___ MATERIAL FOR THE TASK
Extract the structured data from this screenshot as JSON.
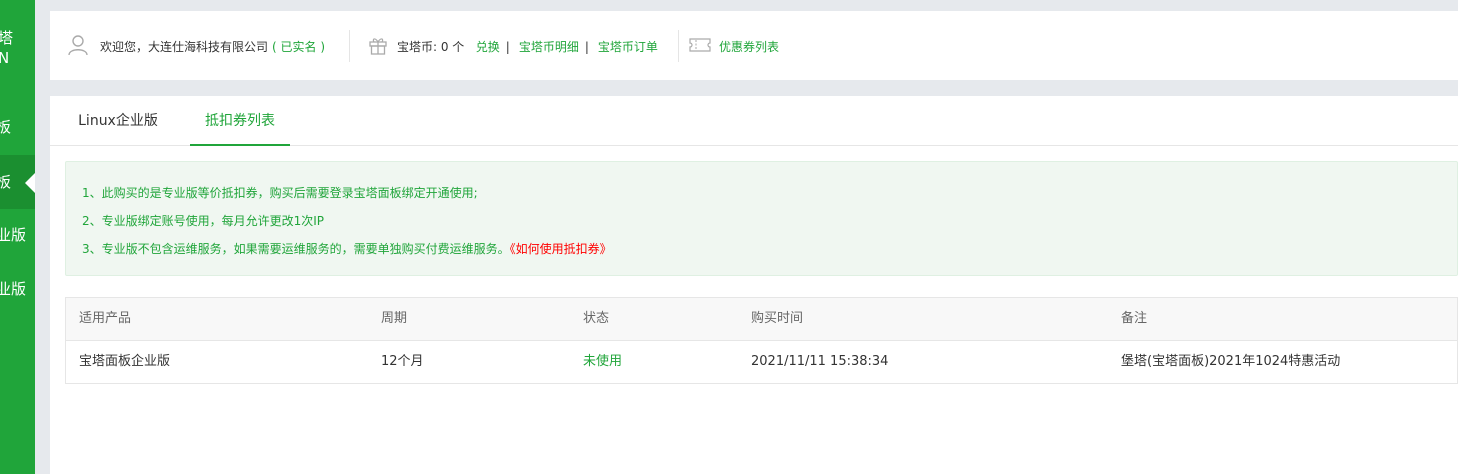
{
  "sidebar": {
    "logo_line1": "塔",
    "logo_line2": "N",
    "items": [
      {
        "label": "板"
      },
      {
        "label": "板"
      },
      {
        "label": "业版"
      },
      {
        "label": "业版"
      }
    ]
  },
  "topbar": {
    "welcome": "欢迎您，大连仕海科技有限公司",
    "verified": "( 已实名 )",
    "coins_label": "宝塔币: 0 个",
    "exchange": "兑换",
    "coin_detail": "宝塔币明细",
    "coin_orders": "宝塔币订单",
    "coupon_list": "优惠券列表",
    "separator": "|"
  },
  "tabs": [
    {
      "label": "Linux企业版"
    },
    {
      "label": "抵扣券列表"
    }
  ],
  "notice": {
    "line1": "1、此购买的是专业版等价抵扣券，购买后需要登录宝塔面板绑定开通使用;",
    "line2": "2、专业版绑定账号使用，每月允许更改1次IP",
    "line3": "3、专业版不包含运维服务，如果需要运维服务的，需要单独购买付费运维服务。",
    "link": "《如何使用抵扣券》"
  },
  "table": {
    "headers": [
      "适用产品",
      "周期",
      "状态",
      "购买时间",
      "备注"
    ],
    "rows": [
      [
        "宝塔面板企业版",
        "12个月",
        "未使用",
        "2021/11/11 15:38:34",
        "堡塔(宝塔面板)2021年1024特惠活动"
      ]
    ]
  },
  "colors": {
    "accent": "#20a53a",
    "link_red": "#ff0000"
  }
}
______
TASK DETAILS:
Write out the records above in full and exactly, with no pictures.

OUTPUT FOR THIS EXERCISE:
Extract the structured data from this screenshot as JSON.
{
  "sidebar": {
    "logo_line1": "塔",
    "logo_line2": "N",
    "items": [
      {
        "label": "板"
      },
      {
        "label": "板"
      },
      {
        "label": "业版"
      },
      {
        "label": "业版"
      }
    ]
  },
  "topbar": {
    "welcome": "欢迎您，大连仕海科技有限公司",
    "verified": "( 已实名 )",
    "coins_label": "宝塔币: 0 个",
    "exchange": "兑换",
    "coin_detail": "宝塔币明细",
    "coin_orders": "宝塔币订单",
    "coupon_list": "优惠券列表",
    "separator": "|"
  },
  "tabs": [
    {
      "label": "Linux企业版"
    },
    {
      "label": "抵扣券列表"
    }
  ],
  "notice": {
    "line1": "1、此购买的是专业版等价抵扣券，购买后需要登录宝塔面板绑定开通使用;",
    "line2": "2、专业版绑定账号使用，每月允许更改1次IP",
    "line3": "3、专业版不包含运维服务，如果需要运维服务的，需要单独购买付费运维服务。",
    "link": "《如何使用抵扣券》"
  },
  "table": {
    "headers": [
      "适用产品",
      "周期",
      "状态",
      "购买时间",
      "备注"
    ],
    "rows": [
      [
        "宝塔面板企业版",
        "12个月",
        "未使用",
        "2021/11/11 15:38:34",
        "堡塔(宝塔面板)2021年1024特惠活动"
      ]
    ]
  },
  "colors": {
    "accent": "#20a53a",
    "link_red": "#ff0000"
  }
}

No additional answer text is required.